Look through the entries. Copy each line that has the word "Savunması".

[[ ENTRIES PROVIDED, beginning ]]

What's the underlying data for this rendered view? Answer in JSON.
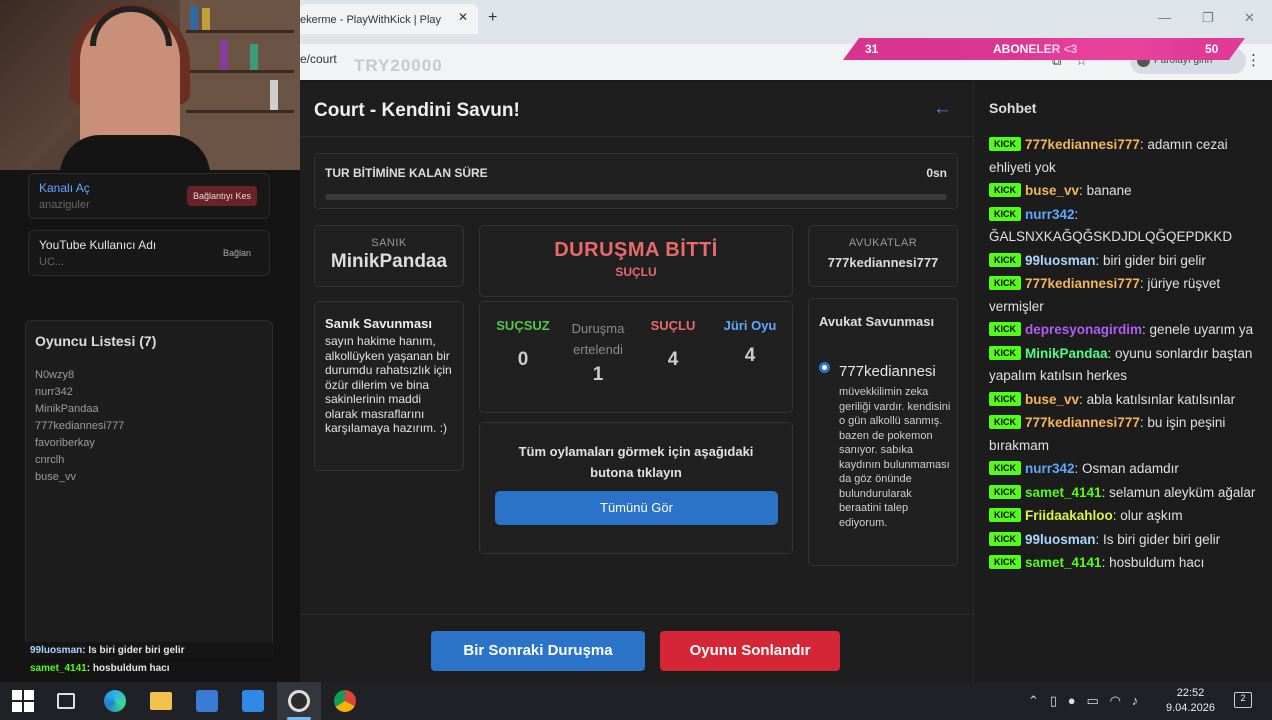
{
  "browser": {
    "tab_title": "ekerme - PlayWithKick | Play",
    "tab_close": "✕",
    "new_tab": "+",
    "url": "e/court",
    "url_overlay": "TRY20000",
    "signin_label": "Parolayı girin",
    "menu_icon": "⋮",
    "window_controls": [
      "—",
      "❐",
      "✕"
    ]
  },
  "sub_banner": {
    "left": "31",
    "center": "ABONELER <3",
    "right": "50"
  },
  "sidebar": {
    "connections": [
      {
        "title": "Kanalı Aç",
        "title_color": "#5ea8ff",
        "sub": "anaziguler",
        "button": "Bağlantıyı Kes",
        "button_color": "#8a2a2a"
      },
      {
        "title": "YouTube Kullanıcı Adı",
        "title_color": "#dddddd",
        "sub": "UC...",
        "button": "Bağlan",
        "button_color": "#181818"
      }
    ]
  },
  "player_list": {
    "title": "Oyuncu Listesi (7)",
    "players": [
      "N0wzy8",
      "nurr342",
      "MinikPandaa",
      "777kediannesi777",
      "favoriberkay",
      "cnrclh",
      "buse_vv"
    ]
  },
  "overlay_chat": [
    {
      "user": "99luosman",
      "text": ": Is biri gider biri gelir",
      "color": "#a9d6ff"
    },
    {
      "user": "samet_4141",
      "text": ": hosbuldum hacı",
      "color": "#53fc18"
    }
  ],
  "game": {
    "title": "Court - Kendini Savun!",
    "back_icon": "←",
    "timer": {
      "label": "TUR BİTİMİNE KALAN SÜRE",
      "value": "0sn",
      "remaining_fraction": 0
    },
    "defendant": {
      "label": "SANIK",
      "name": "MinikPandaa"
    },
    "verdict": {
      "title": "DURUŞMA BİTTİ",
      "result": "SUÇLU"
    },
    "lawyers": {
      "label": "AVUKATLAR",
      "name": "777kediannesi777"
    },
    "defense": {
      "title": "Sanık Savunması",
      "text": "sayın hakime hanım, alkollüyken yaşanan bir durumdu rahatsızlık için özür dilerim ve bina sakinlerinin maddi olarak masraflarını karşılamaya hazırım. :)"
    },
    "votes": [
      {
        "label": "SUÇSUZ",
        "count": "0",
        "color": "#53c74a"
      },
      {
        "label": "Duruşma ertelendi",
        "count": "1",
        "color": "#8a8a8a"
      },
      {
        "label": "SUÇLU",
        "count": "4",
        "color": "#e86a6a"
      },
      {
        "label": "Jüri Oyu",
        "count": "4",
        "color": "#5ea8ff"
      }
    ],
    "see_all": {
      "text": "Tüm oylamaları görmek için aşağıdaki butona tıklayın",
      "button": "Tümünü Gör"
    },
    "lawyer_defense": {
      "title": "Avukat Savunması",
      "name": "777kediannesi",
      "text": "müvekkilimin zeka geriliği vardır. kendisini o gün alkollü sanmış. bazen de pokemon sanıyor. sabıka kaydının bulunmaması da göz önünde bulundurularak beraatini talep ediyorum."
    },
    "buttons": {
      "next": "Bir Sonraki Duruşma",
      "end": "Oyunu Sonlandır"
    }
  },
  "chat": {
    "title": "Sohbet",
    "badge": "KICK",
    "messages": [
      {
        "user": "777kediannesi777",
        "color": "#f5b35c",
        "text": "adamın cezai ehliyeti yok"
      },
      {
        "user": "buse_vv",
        "color": "#f5b35c",
        "text": "banane"
      },
      {
        "user": "nurr342",
        "color": "#5ea8ff",
        "text": "ĞALSNXKAĞQĞSKDJDLQĞQEPDKKD"
      },
      {
        "user": "99luosman",
        "color": "#a9d6ff",
        "text": "biri gider biri gelir"
      },
      {
        "user": "777kediannesi777",
        "color": "#f5b35c",
        "text": "jüriye rüşvet vermişler"
      },
      {
        "user": "depresyonagirdim",
        "color": "#b15cf5",
        "text": "genele uyarım ya"
      },
      {
        "user": "MinikPandaa",
        "color": "#53fc88",
        "text": "oyunu sonlardır baştan yapalım katılsın herkes"
      },
      {
        "user": "buse_vv",
        "color": "#f5b35c",
        "text": "abla katılsınlar katılsınlar"
      },
      {
        "user": "777kediannesi777",
        "color": "#f5b35c",
        "text": "bu işin peşini bırakmam"
      },
      {
        "user": "nurr342",
        "color": "#5ea8ff",
        "text": "Osman adamdır"
      },
      {
        "user": "samet_4141",
        "color": "#53fc18",
        "text": "selamun aleyküm ağalar"
      },
      {
        "user": "Friidaakahloo",
        "color": "#d9f542",
        "text": "olur aşkım"
      },
      {
        "user": "99luosman",
        "color": "#a9d6ff",
        "text": "Is biri gider biri gelir"
      },
      {
        "user": "samet_4141",
        "color": "#53fc18",
        "text": "hosbuldum hacı"
      }
    ]
  },
  "taskbar": {
    "time": "22:52",
    "date": "9.04.2026",
    "notifications": "2",
    "icons": [
      "start-icon",
      "task-view-icon",
      "edge-icon",
      "file-explorer-icon",
      "store-icon",
      "mail-icon",
      "obs-icon",
      "chrome-icon"
    ]
  }
}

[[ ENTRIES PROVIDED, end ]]

● REPLY TO THE EXERCISE
      "title": "Sanık Savunması",
      "title": "Avukat Savunması",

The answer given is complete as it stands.